TASK ITEM => If an entry below holds a picture, skip the picture and copy everything else exactly.
———
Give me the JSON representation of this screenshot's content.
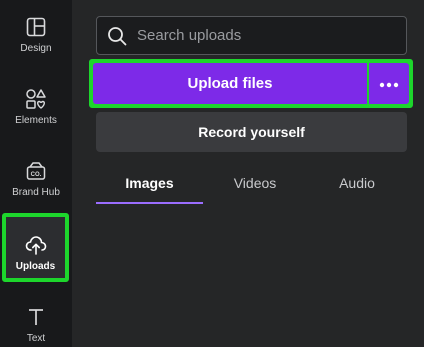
{
  "rail": {
    "items": [
      {
        "label": "Design",
        "icon": "layout-icon"
      },
      {
        "label": "Elements",
        "icon": "shapes-icon"
      },
      {
        "label": "Brand Hub",
        "icon": "brand-hub-icon"
      },
      {
        "label": "Uploads",
        "icon": "cloud-upload-icon",
        "active": true
      },
      {
        "label": "Text",
        "icon": "text-icon"
      }
    ]
  },
  "search": {
    "placeholder": "Search uploads",
    "value": ""
  },
  "upload": {
    "label": "Upload files",
    "more_icon": "more-horizontal-icon"
  },
  "record": {
    "label": "Record yourself"
  },
  "tabs": [
    {
      "label": "Images",
      "active": true
    },
    {
      "label": "Videos"
    },
    {
      "label": "Audio"
    }
  ],
  "colors": {
    "accent": "#7d2ae8",
    "highlight": "#1dd62c",
    "tab_underline": "#9b6dff",
    "panel_bg": "#252627",
    "rail_bg": "#18191b"
  }
}
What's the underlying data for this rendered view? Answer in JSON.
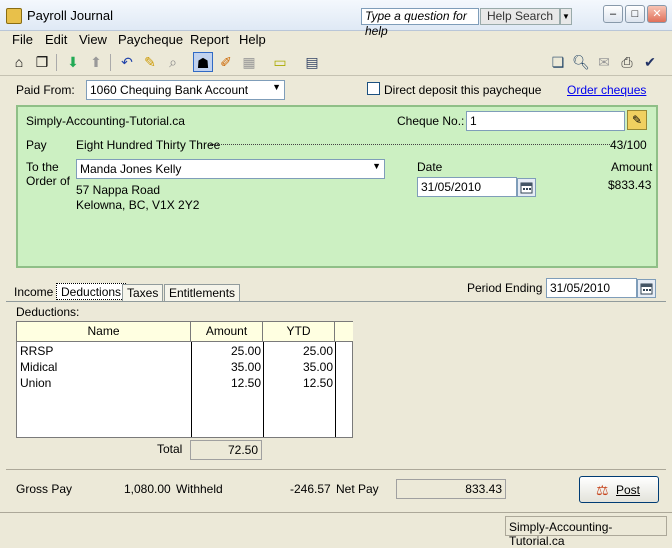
{
  "window": {
    "title": "Payroll Journal",
    "help_placeholder": "Type a question for help",
    "help_search": "Help Search"
  },
  "menu": [
    "File",
    "Edit",
    "View",
    "Paycheque",
    "Report",
    "Help"
  ],
  "paid_from": {
    "label": "Paid From:",
    "value": "1060 Chequing Bank Account"
  },
  "direct_deposit": {
    "label": "Direct deposit this paycheque",
    "checked": false
  },
  "order_cheques": "Order cheques",
  "cheque": {
    "company": "Simply-Accounting-Tutorial.ca",
    "cheque_no_label": "Cheque No.:",
    "cheque_no": "1",
    "pay_label": "Pay",
    "pay_words": "Eight Hundred Thirty Three",
    "cents": "43/100",
    "to_order_line1": "To the",
    "to_order_line2": "Order of",
    "payee": "Manda Jones Kelly",
    "address_line1": "57 Nappa Road",
    "address_line2": "Kelowna, BC, V1X 2Y2",
    "date_label": "Date",
    "date": "31/05/2010",
    "amount_label": "Amount",
    "amount": "$833.43"
  },
  "tabs": [
    "Income",
    "Deductions",
    "Taxes",
    "Entitlements"
  ],
  "period_ending": {
    "label": "Period Ending",
    "value": "31/05/2010"
  },
  "deductions": {
    "label": "Deductions:",
    "headers": [
      "Name",
      "Amount",
      "YTD"
    ],
    "rows": [
      {
        "name": "RRSP",
        "amount": "25.00",
        "ytd": "25.00"
      },
      {
        "name": "Midical",
        "amount": "35.00",
        "ytd": "35.00"
      },
      {
        "name": "Union",
        "amount": "12.50",
        "ytd": "12.50"
      }
    ],
    "total_label": "Total",
    "total": "72.50"
  },
  "summary": {
    "gross_label": "Gross Pay",
    "gross": "1,080.00",
    "withheld_label": "Withheld",
    "withheld": "-246.57",
    "net_label": "Net Pay",
    "net": "833.43"
  },
  "post_button": "Post",
  "status": "Simply-Accounting-Tutorial.ca"
}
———
RESPONSE TO THIS EXERCISE =>
Give me the JSON representation of this screenshot's content.
{
  "rail": {
    "items": [
      {
        "label": "Design",
        "icon": "layout-icon"
      },
      {
        "label": "Elements",
        "icon": "shapes-icon"
      },
      {
        "label": "Brand Hub",
        "icon": "brand-hub-icon"
      },
      {
        "label": "Uploads",
        "icon": "cloud-upload-icon",
        "active": true
      },
      {
        "label": "Text",
        "icon": "text-icon"
      }
    ]
  },
  "search": {
    "placeholder": "Search uploads",
    "value": ""
  },
  "upload": {
    "label": "Upload files",
    "more_icon": "more-horizontal-icon"
  },
  "record": {
    "label": "Record yourself"
  },
  "tabs": [
    {
      "label": "Images",
      "active": true
    },
    {
      "label": "Videos"
    },
    {
      "label": "Audio"
    }
  ],
  "colors": {
    "accent": "#7d2ae8",
    "highlight": "#1dd62c",
    "tab_underline": "#9b6dff",
    "panel_bg": "#252627",
    "rail_bg": "#18191b"
  }
}
What's the underlying data for this rendered view? Answer in JSON.
{
  "window": {
    "title": "Payroll Journal",
    "help_placeholder": "Type a question for help",
    "help_search": "Help Search"
  },
  "menu": [
    "File",
    "Edit",
    "View",
    "Paycheque",
    "Report",
    "Help"
  ],
  "paid_from": {
    "label": "Paid From:",
    "value": "1060 Chequing Bank Account"
  },
  "direct_deposit": {
    "label": "Direct deposit this paycheque",
    "checked": false
  },
  "order_cheques": "Order cheques",
  "cheque": {
    "company": "Simply-Accounting-Tutorial.ca",
    "cheque_no_label": "Cheque No.:",
    "cheque_no": "1",
    "pay_label": "Pay",
    "pay_words": "Eight Hundred Thirty Three",
    "cents": "43/100",
    "to_order_line1": "To the",
    "to_order_line2": "Order of",
    "payee": "Manda Jones Kelly",
    "address_line1": "57 Nappa Road",
    "address_line2": "Kelowna, BC, V1X 2Y2",
    "date_label": "Date",
    "date": "31/05/2010",
    "amount_label": "Amount",
    "amount": "$833.43"
  },
  "tabs": [
    "Income",
    "Deductions",
    "Taxes",
    "Entitlements"
  ],
  "period_ending": {
    "label": "Period Ending",
    "value": "31/05/2010"
  },
  "deductions": {
    "label": "Deductions:",
    "headers": [
      "Name",
      "Amount",
      "YTD"
    ],
    "rows": [
      {
        "name": "RRSP",
        "amount": "25.00",
        "ytd": "25.00"
      },
      {
        "name": "Midical",
        "amount": "35.00",
        "ytd": "35.00"
      },
      {
        "name": "Union",
        "amount": "12.50",
        "ytd": "12.50"
      }
    ],
    "total_label": "Total",
    "total": "72.50"
  },
  "summary": {
    "gross_label": "Gross Pay",
    "gross": "1,080.00",
    "withheld_label": "Withheld",
    "withheld": "-246.57",
    "net_label": "Net Pay",
    "net": "833.43"
  },
  "post_button": "Post",
  "status": "Simply-Accounting-Tutorial.ca"
}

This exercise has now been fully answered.